The cantilevered balconies over the front door and carriage house have very simple iron railings that provide an added dimension and the opportunity to view the panoramic golf course views from the second floor across the cul-de-sac. Also, note that the antique front door has a plain small knob, as it is intended to be opened from the inside with rim locks to greet visitors.
Entering the home, one beholds the two-story great room.
Warm heart of pine beams supporting a loft and the timber-framed pine trusses. The views beyond, through a wall of French doors to the pool to the river, are breathtaking. Oiled, not varnished, the heart of pine beams, with exposed iron fittings, were procured from a warehouse previously owned by Eli Whitney.
The walls are finished in Venetian plaster with soft, rounded corners. No base, as the plaster drops to the French limestone floors, clean and simple. Just the right color of paint was added to the plaster. The tones and hues change throughout the day. Instead of window and door trim, we utilized embedded pine sills and lintels. They are oiled, waxed and painted with blue milk paint. This is typical of French country. Anchoring one side of the room is an imported antique stone mantel. On the opposite wall, a large French mirror anchors the other.
Overhead is a deep three-sided loft, floored with reclaimed oily heart of pine. The exposed bottom of the wood-beamed ceiling was limed in a hand-rubbed blue. The oily floors are a product of whale oil drips that lubricated textile mill machines for a hundred years. This created a warm color, and no stain was required. The open staircase, clear of a window, is smooth stucco with thick pine treads. The austere iron railing was oiled and left to patina naturally. The loft features a collection of personal art and musical instruments, as Eric and his children are accomplished musicians. The carefully selected light fixtures, inside and out, are a mixture of antique French or copper reproductions from New Orleans.
How do you make modern conveniences fit in with Old World design, you might ask?
The air conditioning grills are filigreed iron. The audio system has speakers behind the walls with a thin coat of plaster to hide them. The television was concealed in a wire door, painted French armoire. The interior decor is sparse and overscale with just the right mix of antiques. This provides form and function that fit the home. The hardware is reproduction aged bronze, mostly hand-made, but typical of the genre—simple and understated.
The country washroom in the back service hall and kitchen feature imported, reclaimed French terra-cotta floors. The floors are finished with multiple coats of burnished tung oil and carnauba wax. This wax is made from the leaves of the Brazilian carnauba palm. The polished finish has a glossy sheen. The doors in the back hall are antique, and oiled and waxed. The half-glass doors exiting from the kitchen to the terrace are antique.
The kitchen cabinetry was designed to appear as if they had been first made for Grandma, updated by Mom, and again by the children.

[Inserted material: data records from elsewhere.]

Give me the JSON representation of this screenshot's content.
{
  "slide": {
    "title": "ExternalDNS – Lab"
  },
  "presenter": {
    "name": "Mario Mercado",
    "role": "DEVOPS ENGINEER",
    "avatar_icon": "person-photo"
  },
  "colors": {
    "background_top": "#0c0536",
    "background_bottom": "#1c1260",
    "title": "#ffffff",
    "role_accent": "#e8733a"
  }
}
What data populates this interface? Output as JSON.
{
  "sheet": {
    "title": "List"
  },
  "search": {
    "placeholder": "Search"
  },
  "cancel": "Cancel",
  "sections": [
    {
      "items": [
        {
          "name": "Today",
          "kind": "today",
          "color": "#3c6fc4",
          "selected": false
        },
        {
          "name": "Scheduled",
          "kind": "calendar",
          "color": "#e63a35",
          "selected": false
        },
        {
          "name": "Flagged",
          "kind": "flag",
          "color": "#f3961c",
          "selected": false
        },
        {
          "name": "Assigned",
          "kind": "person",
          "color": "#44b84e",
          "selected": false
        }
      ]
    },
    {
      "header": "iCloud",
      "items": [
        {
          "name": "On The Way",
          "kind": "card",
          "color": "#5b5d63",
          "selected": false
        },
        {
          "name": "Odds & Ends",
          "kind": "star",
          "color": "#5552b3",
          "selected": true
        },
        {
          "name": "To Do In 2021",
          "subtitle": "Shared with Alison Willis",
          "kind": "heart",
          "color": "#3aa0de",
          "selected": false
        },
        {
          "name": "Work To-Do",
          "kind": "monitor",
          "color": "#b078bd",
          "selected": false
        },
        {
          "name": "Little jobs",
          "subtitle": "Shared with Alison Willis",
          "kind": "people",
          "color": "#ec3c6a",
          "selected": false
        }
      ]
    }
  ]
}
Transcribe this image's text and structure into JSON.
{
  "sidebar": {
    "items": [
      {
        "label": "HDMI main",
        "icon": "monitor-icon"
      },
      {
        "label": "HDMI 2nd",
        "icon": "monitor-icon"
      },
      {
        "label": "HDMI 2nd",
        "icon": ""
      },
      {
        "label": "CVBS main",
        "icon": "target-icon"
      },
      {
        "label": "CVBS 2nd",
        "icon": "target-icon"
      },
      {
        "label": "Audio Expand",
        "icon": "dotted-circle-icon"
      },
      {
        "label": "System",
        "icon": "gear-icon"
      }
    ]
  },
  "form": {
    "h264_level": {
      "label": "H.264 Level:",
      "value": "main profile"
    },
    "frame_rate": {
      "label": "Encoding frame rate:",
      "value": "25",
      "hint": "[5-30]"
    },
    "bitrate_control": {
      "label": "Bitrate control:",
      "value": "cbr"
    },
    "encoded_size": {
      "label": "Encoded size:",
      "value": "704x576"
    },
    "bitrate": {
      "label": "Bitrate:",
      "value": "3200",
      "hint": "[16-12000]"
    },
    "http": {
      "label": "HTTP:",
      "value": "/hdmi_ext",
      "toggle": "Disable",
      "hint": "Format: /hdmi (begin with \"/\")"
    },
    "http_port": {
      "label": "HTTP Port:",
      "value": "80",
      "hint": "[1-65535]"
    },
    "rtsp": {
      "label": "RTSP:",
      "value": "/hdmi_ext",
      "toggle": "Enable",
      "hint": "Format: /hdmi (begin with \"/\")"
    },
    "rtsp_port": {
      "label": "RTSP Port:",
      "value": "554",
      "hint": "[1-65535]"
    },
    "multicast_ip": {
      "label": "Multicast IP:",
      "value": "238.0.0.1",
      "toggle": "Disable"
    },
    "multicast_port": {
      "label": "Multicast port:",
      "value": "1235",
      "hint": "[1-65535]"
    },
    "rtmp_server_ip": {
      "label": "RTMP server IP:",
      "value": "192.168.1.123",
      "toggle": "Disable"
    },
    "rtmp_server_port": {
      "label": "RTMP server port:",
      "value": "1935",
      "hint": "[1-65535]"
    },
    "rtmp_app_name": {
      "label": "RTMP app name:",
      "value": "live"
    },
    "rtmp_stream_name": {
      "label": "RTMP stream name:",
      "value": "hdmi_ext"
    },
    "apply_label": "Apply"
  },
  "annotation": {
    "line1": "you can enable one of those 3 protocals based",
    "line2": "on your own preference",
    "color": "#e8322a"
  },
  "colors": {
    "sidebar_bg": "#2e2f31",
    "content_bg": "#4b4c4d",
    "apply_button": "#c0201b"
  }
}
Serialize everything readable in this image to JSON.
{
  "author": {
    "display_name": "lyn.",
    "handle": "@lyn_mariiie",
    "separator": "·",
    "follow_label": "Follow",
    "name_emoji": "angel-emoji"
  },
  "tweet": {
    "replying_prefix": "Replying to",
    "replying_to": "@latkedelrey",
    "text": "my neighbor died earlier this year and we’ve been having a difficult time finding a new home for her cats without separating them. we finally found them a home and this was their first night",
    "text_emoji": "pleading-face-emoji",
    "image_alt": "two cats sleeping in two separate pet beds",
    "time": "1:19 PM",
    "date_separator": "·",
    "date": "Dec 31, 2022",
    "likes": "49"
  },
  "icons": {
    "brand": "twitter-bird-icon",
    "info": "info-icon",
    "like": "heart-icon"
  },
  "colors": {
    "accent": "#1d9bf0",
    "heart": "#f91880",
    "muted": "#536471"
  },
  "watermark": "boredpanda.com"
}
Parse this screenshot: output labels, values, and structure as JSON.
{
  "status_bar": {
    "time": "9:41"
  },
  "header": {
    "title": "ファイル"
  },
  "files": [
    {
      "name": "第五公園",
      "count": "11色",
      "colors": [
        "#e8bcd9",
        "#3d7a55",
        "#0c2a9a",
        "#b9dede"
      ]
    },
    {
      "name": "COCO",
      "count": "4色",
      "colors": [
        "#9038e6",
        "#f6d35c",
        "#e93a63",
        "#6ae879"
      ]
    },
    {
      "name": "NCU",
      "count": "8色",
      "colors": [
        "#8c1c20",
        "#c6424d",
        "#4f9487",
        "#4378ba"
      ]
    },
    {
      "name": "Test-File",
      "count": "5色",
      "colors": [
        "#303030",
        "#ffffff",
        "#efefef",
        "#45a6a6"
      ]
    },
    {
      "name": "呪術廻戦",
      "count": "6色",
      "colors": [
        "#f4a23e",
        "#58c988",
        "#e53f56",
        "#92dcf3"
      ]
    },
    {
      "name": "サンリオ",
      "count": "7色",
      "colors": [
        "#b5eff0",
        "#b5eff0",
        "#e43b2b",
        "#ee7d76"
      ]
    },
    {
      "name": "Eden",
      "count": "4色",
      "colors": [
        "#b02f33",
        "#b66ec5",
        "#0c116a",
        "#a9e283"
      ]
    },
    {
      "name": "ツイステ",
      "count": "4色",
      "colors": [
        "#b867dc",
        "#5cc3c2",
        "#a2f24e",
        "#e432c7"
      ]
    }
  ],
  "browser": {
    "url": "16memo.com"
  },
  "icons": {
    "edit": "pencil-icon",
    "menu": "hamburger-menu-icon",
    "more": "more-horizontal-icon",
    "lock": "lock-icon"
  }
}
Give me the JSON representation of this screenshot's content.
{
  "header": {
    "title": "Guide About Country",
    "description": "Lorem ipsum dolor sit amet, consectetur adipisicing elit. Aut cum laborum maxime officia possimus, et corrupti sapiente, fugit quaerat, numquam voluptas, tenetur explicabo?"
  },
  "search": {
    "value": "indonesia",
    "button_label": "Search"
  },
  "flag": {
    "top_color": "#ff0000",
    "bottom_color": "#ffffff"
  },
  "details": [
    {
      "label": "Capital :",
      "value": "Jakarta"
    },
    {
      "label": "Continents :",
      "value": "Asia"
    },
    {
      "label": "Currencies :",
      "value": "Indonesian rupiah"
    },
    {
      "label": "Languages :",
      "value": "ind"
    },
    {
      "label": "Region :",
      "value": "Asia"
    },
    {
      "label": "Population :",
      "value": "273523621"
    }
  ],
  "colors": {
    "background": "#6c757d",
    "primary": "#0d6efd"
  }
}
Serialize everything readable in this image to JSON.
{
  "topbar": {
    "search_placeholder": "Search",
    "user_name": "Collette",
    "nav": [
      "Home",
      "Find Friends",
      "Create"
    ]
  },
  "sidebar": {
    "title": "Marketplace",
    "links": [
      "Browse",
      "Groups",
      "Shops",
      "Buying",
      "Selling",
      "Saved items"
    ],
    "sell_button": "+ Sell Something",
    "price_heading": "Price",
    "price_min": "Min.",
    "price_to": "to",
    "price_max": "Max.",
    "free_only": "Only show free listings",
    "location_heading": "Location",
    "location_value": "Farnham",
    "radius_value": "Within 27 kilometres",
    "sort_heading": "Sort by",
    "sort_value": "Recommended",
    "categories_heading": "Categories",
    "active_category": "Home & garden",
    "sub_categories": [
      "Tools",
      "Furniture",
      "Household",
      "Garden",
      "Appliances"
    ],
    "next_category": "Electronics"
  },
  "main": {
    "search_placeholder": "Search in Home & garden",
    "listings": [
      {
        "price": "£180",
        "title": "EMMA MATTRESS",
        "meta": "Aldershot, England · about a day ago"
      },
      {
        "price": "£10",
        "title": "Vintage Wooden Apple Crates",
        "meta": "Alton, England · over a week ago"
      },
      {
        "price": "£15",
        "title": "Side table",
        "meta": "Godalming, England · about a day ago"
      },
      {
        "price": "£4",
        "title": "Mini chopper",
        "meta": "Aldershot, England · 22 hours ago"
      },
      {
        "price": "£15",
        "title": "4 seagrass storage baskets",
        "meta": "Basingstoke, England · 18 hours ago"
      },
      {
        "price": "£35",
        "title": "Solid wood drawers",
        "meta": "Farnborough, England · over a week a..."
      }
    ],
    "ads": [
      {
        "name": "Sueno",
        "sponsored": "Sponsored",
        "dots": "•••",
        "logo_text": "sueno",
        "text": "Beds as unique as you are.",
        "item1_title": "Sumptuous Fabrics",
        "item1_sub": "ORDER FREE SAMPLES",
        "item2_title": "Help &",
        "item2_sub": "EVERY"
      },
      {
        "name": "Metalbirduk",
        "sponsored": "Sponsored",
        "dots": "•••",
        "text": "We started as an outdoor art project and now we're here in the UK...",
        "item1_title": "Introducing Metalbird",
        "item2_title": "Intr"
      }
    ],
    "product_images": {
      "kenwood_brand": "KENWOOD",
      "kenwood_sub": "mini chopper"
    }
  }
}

It features notty alder base, open shelves for basket storage, overhead cabinets with seedy glass. The hardware is a mix of casement latches, bin pulls, or drop pulls. The island counter was made of antique reclaimed hickory. The ceiling has a major and minor beam ceiling with exposed fasteners. For color, the tile back splash behind the stove was specially selected by Eric in a Provence pattern. The undercounter lights are actually tarnished brass map lights. Notice the variety of small drawers with open shelves with iron brackets for ceramic storage. No French home is complete without a wine cellar! This one was built authentically with fumed oak and fastened with cut nails. The patinated oak door is handmade and has an iron peep door.
Written by Randolph Stewart with photos by Tom Jenkins Films and Eric Einhorn.